== Segment start ==

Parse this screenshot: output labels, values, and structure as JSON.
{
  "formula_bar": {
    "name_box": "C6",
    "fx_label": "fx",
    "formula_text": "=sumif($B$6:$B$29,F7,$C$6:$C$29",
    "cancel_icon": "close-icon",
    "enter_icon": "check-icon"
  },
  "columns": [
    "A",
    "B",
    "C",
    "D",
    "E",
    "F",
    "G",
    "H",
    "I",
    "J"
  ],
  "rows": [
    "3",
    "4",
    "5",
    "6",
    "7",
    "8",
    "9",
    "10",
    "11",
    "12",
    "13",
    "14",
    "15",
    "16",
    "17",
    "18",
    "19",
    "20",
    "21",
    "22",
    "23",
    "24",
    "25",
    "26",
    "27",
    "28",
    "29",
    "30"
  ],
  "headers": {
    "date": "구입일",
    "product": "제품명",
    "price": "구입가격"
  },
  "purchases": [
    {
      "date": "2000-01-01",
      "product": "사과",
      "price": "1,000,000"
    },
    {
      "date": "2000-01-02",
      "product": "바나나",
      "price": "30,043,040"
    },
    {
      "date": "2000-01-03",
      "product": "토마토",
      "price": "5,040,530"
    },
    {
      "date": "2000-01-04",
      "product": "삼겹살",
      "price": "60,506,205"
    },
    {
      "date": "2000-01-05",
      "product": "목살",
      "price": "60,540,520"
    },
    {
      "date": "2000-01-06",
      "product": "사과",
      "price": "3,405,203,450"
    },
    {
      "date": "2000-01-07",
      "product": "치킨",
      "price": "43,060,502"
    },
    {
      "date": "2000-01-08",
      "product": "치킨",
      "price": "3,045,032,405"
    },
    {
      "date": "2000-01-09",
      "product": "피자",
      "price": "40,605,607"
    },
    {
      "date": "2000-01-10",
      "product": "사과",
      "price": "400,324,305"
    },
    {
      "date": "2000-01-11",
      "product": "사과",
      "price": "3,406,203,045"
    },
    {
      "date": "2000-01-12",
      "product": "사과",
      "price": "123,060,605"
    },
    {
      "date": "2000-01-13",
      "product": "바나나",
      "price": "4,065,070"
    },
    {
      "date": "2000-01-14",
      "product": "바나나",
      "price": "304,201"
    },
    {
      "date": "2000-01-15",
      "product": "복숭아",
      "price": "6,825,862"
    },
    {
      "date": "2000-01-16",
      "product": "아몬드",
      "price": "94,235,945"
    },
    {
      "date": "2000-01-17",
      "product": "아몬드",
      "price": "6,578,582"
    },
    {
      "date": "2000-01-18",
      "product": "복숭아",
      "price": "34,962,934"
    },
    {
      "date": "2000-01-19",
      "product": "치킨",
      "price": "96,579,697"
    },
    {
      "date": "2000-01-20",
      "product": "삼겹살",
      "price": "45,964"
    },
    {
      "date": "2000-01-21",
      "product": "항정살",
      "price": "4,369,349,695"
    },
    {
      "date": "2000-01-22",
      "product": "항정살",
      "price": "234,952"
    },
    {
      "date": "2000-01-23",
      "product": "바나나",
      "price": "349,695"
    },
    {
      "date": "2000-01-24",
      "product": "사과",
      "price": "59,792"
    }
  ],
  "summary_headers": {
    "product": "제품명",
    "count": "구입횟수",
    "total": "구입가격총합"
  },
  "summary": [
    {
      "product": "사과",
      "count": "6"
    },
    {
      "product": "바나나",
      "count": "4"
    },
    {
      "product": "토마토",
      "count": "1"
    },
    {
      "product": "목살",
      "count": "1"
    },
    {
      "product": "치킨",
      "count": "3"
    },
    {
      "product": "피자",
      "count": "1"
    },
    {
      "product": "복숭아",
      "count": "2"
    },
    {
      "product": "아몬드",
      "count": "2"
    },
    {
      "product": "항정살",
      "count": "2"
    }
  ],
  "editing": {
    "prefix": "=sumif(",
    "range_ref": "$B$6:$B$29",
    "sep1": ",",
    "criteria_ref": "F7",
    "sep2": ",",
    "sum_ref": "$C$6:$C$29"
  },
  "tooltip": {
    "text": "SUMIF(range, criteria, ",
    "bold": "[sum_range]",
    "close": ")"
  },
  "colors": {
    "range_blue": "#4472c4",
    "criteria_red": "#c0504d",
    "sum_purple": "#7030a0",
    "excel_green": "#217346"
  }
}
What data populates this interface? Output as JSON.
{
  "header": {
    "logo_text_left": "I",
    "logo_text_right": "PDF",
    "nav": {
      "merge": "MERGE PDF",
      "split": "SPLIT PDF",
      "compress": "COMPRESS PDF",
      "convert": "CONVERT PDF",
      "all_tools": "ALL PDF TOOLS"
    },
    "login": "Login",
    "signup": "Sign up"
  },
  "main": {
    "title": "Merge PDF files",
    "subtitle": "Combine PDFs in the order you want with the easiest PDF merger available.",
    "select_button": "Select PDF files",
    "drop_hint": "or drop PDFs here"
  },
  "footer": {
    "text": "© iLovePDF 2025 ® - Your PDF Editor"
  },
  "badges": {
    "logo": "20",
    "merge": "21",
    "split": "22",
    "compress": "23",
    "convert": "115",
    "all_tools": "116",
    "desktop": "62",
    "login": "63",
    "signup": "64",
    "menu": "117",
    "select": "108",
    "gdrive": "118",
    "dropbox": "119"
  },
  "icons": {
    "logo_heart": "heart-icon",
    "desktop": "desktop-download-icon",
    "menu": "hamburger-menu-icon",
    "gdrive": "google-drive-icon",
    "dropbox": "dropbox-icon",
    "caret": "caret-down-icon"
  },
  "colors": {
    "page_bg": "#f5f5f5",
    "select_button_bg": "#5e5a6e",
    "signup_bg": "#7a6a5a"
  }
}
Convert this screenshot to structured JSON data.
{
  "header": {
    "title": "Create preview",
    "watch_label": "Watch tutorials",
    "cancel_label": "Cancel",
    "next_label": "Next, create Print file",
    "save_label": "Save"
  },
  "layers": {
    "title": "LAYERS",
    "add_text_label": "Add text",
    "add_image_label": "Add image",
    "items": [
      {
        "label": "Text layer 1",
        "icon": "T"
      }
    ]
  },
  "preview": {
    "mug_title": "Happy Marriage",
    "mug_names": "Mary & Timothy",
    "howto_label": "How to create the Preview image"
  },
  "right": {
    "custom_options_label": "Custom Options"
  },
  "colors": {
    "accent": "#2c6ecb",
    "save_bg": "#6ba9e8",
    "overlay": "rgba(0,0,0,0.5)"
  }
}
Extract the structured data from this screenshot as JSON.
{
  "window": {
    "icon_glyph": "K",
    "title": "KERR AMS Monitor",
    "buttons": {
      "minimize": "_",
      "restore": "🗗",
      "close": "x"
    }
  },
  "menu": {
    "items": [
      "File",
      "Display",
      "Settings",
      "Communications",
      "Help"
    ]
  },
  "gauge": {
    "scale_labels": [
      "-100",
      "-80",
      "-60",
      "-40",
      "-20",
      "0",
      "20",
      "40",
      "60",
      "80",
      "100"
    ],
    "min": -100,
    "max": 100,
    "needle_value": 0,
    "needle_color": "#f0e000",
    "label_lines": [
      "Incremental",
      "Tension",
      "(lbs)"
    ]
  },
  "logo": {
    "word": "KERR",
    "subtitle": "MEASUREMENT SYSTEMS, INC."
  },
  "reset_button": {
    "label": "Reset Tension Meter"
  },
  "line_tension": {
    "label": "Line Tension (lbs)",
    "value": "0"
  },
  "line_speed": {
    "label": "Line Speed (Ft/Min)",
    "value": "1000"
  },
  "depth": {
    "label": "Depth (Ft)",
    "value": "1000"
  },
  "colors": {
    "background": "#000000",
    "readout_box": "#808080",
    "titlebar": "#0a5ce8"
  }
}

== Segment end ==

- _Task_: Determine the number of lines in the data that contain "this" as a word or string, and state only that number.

- _Response_: 4